After they'd finished eating, Tandy told Lin about JC's leg and Lin shoved JC into the bathroom. Tandy, meanwhile, went into the spare bedroom. JC gingerly pulled up her pants leg. The Barbie's dress she'd tied there was red. Lin carefully untied the string and lifted off the bandage. Next, she took Betadine soap and a cotton ball and dabbed away all the old blood.
"How'd you get hurt?"
"I----" She hesitated, wondering how much to tell. "I fell down."
"A truck driver."
"Oh." Lin took another cotton ball. "Why were you doing that?"
There wasn't much left to keep JC from telling Lin the whole story, so she did, and it all sounded so stupid in a stranger's bathroom hundreds of miles from home.
"You have to call your parents as soon as we're done here." JC nodded yes. To change the subject she asked Lin why she'd called Tandy Marci.
"Because that's her real name."
"That's not what she told me. She told me her name was --
"-- Tandy, right?"
"That's her traveling name." Lin sat back on her haunches and surveyed the white bandage that clung to JC's leg. "Marci is the only part of my family that's left. Our parents were killed."
"In Ireland, right?"
"Ireland?" She seemed puzzled, then smiled. "That's a story that Tandy tells. No, they did not die in a bombing."
"So you know?"
"I know how our parents died. Their death struck Marci hard. Nothing seemed right with her then. She ran away and no one was able to find her. One day we got a letter and she showed up on our doorstep. Lord knows how she ever made it but there she was. I wanted to keep her with me but every time things felt too close, she ran.

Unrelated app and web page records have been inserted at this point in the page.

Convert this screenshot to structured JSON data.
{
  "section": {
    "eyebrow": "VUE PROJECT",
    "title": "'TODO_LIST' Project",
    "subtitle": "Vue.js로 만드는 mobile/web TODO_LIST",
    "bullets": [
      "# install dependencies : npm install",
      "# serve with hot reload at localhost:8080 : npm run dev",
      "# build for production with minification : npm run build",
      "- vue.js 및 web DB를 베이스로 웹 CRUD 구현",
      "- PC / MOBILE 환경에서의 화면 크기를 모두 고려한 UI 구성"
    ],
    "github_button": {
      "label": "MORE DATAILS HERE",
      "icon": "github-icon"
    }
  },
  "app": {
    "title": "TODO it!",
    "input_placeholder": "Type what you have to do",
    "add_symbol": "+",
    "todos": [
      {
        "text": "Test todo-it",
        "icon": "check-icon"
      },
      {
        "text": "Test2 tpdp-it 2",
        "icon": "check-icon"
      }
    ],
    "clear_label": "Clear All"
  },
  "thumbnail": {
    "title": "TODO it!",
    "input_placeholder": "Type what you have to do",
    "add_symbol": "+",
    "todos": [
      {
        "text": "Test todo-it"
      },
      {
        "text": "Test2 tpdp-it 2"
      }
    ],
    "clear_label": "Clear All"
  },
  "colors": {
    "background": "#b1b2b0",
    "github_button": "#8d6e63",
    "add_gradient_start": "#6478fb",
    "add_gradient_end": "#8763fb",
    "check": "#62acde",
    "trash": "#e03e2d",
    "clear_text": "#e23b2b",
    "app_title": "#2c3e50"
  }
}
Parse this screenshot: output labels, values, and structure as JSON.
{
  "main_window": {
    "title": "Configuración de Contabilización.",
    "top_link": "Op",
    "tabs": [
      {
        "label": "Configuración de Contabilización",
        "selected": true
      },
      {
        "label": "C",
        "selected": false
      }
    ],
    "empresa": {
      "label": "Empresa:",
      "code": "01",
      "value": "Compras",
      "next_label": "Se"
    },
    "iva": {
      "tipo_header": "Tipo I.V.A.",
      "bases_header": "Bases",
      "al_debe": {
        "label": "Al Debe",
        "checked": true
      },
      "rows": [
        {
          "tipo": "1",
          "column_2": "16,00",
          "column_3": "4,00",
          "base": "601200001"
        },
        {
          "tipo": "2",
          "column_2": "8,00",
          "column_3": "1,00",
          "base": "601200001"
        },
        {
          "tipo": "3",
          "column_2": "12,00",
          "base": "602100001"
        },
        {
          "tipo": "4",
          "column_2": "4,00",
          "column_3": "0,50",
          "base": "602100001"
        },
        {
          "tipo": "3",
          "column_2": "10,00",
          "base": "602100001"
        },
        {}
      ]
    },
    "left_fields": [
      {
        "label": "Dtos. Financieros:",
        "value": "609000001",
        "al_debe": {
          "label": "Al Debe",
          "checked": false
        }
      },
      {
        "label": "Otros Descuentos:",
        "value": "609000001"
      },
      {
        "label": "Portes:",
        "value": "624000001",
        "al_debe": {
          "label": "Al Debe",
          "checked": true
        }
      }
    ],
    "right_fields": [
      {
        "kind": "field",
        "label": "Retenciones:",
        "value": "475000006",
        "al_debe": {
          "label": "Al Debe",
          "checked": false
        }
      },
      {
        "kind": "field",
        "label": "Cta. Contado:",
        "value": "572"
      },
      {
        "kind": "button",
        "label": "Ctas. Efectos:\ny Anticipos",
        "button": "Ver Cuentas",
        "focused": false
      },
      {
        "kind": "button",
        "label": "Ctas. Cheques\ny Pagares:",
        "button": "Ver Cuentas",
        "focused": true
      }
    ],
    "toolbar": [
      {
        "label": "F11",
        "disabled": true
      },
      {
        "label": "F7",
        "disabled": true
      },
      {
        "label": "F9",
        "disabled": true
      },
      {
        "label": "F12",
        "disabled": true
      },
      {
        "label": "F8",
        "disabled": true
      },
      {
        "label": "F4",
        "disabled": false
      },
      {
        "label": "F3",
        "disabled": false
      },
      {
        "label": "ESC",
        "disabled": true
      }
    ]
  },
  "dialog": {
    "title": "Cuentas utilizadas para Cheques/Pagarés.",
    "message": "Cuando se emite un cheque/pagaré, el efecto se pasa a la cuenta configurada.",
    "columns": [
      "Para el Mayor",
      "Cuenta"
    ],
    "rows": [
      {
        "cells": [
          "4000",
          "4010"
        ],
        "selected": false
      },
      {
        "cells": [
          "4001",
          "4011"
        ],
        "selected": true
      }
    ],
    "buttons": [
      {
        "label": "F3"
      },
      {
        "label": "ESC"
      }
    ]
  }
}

She'd lost one mother already and she wasn't going to chance it again, even if it was only her sister. You follow?"
"I think so."
"She invented stories to make things easier. There's the pub story. And then there's the one she tells about how her parents kicked her out when they were in Europe and she had to find her way back. There're more stories, but in each one there's a little truth. That little bit is Marci's way of being true to herself, and the made-up part is for the rest of the world. Like blowing smoke in a person's eyes -they can't see you and you can get away unhurt."
JC sat there, full of food, full of thought. "Why did you let her go? She could've gotten killed. Or worse."
"It was Marci's choice. We didn't give it to her, she just took it. Every time we'd put her someplace, up she'd fly."
"Murray, my husband. She just slipped away. She takes care of herself, obviously. And in some ways she's older than I am. I hope she'll stay someday. Until then...." She stood up. "It's time to call your parents."
The phone call didn't go as badly as JC thought it would. Yes, her mother was angry and upset and worried, but Lin talked to her and assured her that JC was in good hands and that within the next day or two Lin would personally see that JC got on a bus for home with plenty of money in her pocket. She got yelled at a couple more times, just to make sure she knew how her mother felt, and then Her mother told her she loved her.
Lin helped JC to the bedroom, where Marci was already in one of the twin beds. She was reading a book by some man named D.H. Lawrence, but JC couldn't see the title. Lin grabbed the book out of her hands and put it in her bathrobe pocket. "Not for another few years. I'm home today. Day off. I need a nap. So do you. Don't make any ruckus." She pulled the shades and the room turned deliciously dark.
Lin shut the door and JC stared at the ceiling. Marci's breathing was regular, heavy sleep-breathing. "Sleep well, Marci," JC said with a smile. Marci grunted and turned to face the wall. JC, full of food and the comfort of clean sheets, was only a few seconds behind.